In this data package you can learn about hydrothermal vents using videos and environmental data. Some background information on hydrothermal vents can be found below and in the package itself.
Hydrothermal vents form along ocean spreading centres and back-arc basins where seawater percolates through the thin ocean crust to form hydrothermal fluid. Seawater becomes enriched in sulfur and dissolved minerals (e.g. iron, zinc and copper) through reactions with superheated rock within fractures and permeable zones in the seafloor, near the magma chamber, and is released as superheated (250° - 400° C) buoyant plumes of hydrothermal fluid. Once the vent effluent mixes with the cold seawater, minerals precipitate and form black metal sulfide deposits and tall chimneys. When the seawater does not penetrate deep enough into the ocean crust, chemical reactions are partial and the fluid is released as diffuse flow characterized by lower temperatures (20° - 50° C). The mixing of hydrothermal fluid with seawater generates steep heat and chemical gradients, sometimes at the scale of a few centimetres.
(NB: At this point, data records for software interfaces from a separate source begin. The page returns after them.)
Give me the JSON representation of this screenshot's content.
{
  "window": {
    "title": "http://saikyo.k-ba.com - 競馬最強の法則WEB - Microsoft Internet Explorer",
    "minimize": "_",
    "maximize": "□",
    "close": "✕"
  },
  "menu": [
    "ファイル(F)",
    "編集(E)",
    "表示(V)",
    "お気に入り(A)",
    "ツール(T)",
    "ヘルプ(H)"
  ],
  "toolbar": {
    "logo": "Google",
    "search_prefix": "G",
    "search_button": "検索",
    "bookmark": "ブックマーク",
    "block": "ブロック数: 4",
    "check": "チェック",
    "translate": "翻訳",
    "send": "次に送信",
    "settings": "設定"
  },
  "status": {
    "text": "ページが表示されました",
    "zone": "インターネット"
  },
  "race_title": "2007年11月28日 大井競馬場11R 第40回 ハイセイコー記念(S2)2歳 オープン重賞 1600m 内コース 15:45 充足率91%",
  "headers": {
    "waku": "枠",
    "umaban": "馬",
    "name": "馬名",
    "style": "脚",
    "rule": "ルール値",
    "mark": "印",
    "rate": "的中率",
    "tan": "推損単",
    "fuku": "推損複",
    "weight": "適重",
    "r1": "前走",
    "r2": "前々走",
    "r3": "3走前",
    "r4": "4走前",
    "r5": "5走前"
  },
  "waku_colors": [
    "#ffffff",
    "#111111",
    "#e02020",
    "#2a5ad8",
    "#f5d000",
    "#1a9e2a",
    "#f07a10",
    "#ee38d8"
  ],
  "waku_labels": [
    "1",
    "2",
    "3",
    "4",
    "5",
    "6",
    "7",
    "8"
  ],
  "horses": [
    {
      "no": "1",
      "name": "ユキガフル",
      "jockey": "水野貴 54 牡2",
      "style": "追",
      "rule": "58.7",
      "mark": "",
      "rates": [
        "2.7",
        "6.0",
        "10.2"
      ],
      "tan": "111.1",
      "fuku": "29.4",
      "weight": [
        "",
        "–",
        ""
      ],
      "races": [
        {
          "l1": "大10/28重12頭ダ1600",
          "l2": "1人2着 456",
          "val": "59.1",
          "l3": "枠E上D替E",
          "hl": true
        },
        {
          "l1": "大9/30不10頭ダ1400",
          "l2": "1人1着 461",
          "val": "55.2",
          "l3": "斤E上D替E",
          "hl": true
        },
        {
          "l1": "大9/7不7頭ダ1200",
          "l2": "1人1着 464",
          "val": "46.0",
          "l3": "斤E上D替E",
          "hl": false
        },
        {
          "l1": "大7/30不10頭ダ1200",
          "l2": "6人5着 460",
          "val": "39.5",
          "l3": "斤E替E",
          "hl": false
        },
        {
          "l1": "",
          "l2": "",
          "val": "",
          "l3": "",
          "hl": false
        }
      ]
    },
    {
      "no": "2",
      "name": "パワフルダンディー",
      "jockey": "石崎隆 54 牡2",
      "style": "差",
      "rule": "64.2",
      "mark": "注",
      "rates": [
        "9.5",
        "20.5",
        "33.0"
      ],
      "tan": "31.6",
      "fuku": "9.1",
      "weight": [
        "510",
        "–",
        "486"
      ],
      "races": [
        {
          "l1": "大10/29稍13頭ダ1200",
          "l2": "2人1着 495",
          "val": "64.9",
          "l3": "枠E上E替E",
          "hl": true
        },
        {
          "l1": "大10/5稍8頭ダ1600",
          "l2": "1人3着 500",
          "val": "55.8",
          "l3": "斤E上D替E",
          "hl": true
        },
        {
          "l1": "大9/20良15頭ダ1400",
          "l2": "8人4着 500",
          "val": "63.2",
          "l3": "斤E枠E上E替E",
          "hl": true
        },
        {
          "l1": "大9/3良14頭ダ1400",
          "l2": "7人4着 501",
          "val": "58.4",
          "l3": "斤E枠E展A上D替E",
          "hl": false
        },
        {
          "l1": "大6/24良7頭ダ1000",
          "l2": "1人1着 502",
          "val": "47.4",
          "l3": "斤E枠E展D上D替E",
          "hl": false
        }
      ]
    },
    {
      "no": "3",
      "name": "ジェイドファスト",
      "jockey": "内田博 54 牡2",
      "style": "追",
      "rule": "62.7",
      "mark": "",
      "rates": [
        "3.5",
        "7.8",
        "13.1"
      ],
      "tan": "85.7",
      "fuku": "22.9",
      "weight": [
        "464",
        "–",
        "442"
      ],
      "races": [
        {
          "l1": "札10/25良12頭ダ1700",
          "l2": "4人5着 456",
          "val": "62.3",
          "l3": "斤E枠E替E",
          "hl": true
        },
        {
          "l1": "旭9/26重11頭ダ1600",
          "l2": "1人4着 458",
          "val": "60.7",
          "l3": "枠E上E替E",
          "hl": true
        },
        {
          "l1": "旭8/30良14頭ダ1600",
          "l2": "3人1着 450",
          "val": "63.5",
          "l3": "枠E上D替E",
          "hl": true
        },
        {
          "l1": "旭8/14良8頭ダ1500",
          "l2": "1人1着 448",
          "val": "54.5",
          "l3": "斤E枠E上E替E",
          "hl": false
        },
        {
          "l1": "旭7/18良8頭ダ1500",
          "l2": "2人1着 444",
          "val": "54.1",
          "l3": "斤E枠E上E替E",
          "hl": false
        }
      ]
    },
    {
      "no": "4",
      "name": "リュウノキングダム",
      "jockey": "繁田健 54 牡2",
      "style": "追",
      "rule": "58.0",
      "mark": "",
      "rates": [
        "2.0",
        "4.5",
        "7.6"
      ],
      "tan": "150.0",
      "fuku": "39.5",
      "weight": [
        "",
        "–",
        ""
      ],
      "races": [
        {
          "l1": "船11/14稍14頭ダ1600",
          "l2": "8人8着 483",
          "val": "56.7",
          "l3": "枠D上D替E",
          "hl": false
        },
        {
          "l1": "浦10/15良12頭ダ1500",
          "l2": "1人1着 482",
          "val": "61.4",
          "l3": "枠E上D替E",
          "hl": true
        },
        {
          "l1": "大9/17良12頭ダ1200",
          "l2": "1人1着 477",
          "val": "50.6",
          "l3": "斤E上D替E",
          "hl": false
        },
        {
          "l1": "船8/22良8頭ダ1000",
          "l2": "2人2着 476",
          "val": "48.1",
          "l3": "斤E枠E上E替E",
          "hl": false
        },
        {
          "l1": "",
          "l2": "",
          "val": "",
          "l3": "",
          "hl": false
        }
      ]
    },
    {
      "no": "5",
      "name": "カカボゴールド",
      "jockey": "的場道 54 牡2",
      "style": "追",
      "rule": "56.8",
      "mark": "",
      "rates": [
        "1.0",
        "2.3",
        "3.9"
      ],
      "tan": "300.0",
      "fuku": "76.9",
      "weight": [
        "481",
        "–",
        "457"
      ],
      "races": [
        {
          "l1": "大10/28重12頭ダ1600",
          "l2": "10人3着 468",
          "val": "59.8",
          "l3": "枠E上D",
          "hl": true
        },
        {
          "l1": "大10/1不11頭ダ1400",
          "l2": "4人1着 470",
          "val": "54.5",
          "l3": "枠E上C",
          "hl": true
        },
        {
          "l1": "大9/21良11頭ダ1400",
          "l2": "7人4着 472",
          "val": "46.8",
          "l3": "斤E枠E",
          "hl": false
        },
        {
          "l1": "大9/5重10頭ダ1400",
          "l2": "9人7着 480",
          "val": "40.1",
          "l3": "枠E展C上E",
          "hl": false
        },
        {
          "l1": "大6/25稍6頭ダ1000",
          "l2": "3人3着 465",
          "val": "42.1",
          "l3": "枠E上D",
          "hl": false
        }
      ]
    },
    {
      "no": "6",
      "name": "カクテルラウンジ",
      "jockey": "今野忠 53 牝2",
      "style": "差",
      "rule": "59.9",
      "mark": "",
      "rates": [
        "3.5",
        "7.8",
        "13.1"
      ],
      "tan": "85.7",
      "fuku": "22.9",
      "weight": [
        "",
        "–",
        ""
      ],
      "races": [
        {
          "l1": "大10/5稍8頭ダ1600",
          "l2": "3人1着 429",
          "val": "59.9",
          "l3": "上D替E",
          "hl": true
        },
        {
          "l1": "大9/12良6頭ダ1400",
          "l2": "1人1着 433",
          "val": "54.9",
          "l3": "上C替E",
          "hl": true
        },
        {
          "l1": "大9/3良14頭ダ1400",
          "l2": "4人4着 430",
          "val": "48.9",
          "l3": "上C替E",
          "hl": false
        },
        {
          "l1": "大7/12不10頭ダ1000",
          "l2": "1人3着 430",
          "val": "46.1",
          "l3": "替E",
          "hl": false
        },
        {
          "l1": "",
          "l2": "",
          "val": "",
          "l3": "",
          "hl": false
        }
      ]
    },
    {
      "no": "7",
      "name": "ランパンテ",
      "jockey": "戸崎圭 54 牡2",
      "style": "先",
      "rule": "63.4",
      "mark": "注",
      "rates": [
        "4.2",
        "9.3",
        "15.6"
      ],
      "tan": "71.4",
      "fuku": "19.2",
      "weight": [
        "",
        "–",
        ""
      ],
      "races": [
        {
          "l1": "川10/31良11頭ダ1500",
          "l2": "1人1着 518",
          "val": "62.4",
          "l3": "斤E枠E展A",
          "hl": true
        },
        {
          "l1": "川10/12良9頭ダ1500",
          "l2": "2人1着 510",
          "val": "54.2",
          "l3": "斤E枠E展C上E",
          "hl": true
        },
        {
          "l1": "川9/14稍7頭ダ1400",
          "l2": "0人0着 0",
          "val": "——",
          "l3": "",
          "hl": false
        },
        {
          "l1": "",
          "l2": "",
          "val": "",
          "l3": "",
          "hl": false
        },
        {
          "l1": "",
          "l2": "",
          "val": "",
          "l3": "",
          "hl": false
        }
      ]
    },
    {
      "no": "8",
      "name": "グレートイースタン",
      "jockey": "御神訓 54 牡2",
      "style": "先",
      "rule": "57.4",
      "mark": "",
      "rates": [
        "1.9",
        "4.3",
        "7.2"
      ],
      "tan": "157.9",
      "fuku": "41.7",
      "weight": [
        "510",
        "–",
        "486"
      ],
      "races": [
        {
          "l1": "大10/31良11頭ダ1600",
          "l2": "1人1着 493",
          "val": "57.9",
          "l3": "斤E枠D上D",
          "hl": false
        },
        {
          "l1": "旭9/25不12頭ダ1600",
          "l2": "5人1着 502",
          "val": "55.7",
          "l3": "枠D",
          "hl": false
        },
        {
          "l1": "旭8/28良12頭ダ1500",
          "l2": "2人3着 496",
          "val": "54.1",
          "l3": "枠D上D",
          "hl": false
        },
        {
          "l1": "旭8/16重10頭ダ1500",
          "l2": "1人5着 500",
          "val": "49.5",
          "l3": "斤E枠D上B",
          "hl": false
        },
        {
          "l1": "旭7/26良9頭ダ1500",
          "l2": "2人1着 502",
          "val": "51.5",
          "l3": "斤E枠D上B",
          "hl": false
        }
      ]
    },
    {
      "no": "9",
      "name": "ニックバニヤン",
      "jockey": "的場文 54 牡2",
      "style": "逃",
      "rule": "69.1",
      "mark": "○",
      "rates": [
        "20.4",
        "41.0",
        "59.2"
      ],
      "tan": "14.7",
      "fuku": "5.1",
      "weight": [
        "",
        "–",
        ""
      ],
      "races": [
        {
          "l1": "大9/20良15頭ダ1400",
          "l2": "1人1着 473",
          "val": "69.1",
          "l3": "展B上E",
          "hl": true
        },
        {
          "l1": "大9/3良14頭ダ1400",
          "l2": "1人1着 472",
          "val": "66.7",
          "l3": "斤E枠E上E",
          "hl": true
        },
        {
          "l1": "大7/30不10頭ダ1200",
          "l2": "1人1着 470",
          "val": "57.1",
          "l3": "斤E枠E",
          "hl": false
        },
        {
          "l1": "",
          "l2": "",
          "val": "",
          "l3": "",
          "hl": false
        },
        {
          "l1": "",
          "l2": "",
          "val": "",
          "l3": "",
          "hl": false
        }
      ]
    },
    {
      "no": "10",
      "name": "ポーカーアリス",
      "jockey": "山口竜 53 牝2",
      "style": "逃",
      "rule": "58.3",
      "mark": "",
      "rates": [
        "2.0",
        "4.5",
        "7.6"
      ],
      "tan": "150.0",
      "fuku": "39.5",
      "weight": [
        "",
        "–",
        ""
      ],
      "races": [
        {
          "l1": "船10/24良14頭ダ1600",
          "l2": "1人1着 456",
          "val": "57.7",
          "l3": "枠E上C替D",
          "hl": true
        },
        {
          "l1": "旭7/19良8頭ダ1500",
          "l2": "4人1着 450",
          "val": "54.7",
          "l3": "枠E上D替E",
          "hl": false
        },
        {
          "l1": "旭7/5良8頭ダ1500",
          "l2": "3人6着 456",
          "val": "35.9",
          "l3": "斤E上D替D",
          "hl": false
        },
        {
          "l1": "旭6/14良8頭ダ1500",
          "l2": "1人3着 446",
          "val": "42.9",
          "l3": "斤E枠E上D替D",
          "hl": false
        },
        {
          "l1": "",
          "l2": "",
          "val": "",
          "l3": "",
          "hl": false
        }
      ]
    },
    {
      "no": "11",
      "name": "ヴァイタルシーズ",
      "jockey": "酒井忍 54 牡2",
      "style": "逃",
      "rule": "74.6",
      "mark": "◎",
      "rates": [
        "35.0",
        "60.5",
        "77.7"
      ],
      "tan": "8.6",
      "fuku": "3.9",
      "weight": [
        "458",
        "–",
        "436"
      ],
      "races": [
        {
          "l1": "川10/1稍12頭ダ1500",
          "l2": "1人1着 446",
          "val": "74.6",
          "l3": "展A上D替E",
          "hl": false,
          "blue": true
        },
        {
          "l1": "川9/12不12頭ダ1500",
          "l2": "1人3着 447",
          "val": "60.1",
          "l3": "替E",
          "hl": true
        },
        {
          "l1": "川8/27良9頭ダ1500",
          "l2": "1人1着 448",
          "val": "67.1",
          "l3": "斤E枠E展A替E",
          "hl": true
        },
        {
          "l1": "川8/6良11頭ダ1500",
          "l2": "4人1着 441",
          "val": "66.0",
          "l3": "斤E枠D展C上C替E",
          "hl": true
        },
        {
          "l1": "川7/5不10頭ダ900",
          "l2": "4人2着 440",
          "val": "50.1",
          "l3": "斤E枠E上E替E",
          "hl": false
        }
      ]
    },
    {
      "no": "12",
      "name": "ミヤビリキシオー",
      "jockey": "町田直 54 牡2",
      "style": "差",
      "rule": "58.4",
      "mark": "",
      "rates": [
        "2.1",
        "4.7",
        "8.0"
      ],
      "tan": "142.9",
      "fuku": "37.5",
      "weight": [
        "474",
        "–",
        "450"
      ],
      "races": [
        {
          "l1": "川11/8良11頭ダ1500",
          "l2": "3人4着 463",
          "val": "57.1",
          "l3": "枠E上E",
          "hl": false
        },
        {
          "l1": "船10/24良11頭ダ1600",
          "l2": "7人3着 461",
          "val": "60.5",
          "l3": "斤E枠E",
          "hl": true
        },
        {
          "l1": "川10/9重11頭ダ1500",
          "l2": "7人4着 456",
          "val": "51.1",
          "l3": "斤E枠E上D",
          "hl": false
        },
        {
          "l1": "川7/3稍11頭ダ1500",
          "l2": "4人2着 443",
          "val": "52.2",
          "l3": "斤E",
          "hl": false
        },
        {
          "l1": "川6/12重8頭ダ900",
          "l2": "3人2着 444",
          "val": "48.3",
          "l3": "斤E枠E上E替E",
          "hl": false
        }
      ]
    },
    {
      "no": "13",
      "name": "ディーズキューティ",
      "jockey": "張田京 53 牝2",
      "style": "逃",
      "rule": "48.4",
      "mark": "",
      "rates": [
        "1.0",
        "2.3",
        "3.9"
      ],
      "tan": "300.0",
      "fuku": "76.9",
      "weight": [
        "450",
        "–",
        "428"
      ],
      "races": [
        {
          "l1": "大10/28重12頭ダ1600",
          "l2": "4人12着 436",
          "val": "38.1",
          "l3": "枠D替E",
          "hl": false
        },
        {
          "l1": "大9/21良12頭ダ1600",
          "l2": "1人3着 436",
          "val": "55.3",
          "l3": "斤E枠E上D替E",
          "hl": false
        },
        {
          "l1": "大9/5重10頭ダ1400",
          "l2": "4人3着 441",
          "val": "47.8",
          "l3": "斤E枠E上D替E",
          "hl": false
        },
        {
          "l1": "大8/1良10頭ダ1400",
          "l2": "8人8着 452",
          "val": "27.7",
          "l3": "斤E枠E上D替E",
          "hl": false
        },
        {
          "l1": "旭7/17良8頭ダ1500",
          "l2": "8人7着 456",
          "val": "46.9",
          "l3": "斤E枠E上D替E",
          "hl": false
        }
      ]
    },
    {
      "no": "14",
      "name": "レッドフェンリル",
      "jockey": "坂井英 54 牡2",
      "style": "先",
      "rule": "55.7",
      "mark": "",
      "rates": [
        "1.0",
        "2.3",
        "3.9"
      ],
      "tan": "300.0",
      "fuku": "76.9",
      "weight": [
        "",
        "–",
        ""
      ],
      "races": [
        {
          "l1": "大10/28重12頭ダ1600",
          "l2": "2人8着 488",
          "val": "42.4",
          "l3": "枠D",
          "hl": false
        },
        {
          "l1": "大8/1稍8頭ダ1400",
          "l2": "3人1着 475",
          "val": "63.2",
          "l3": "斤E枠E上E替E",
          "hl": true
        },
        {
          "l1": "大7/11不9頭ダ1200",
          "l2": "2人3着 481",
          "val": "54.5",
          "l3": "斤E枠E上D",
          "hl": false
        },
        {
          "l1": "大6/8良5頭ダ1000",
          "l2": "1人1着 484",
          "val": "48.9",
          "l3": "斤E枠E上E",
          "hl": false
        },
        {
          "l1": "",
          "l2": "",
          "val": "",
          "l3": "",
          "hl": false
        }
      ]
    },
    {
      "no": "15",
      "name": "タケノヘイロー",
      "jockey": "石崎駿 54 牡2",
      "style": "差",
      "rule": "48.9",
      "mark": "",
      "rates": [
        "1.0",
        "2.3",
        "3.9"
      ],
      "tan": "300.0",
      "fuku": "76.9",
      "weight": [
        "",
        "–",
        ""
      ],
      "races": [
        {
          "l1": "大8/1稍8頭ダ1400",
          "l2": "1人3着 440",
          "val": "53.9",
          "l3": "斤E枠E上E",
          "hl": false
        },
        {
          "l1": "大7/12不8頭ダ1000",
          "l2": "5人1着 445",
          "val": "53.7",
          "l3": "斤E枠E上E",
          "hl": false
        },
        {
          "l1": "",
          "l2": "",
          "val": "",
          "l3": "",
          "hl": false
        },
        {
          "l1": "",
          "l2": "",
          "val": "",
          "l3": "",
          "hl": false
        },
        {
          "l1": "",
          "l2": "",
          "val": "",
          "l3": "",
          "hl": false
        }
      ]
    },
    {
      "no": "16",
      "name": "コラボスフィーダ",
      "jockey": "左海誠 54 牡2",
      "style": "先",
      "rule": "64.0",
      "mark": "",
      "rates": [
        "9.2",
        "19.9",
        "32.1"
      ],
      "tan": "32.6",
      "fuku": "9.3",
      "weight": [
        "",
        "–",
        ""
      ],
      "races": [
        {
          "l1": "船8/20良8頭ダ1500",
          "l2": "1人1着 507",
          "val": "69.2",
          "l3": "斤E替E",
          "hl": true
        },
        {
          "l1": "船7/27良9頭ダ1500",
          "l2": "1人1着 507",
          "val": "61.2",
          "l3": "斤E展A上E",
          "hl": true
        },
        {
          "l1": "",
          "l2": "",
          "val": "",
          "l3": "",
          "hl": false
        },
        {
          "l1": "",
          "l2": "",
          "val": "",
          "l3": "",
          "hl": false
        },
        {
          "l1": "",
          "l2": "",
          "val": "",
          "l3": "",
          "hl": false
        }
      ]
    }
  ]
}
Vents are home to an endemic faunal community independent of energy from sunlight and photosynthetic organisms. The vent food web fully relies on chemical fluxes as a source of energy. Vent organisms including limpets and snails graze upon dense mats of sulphur oxidizing bacteria, whereas suspension feeders (polychaetes and bivalves) feed on the sulphur bacteria suspended in the water column. A common method for vent dwelling organisms to obtain nutrients is through symbiosis with sulphur oxidizing bacteria (Lalli and Parsons, 2010).
Lalli, C. M., and Parsons, T. R. (2010). Biological Oceanography: An Introduction. (2nd ed.). Burlington, MA: Elsevier Ltd.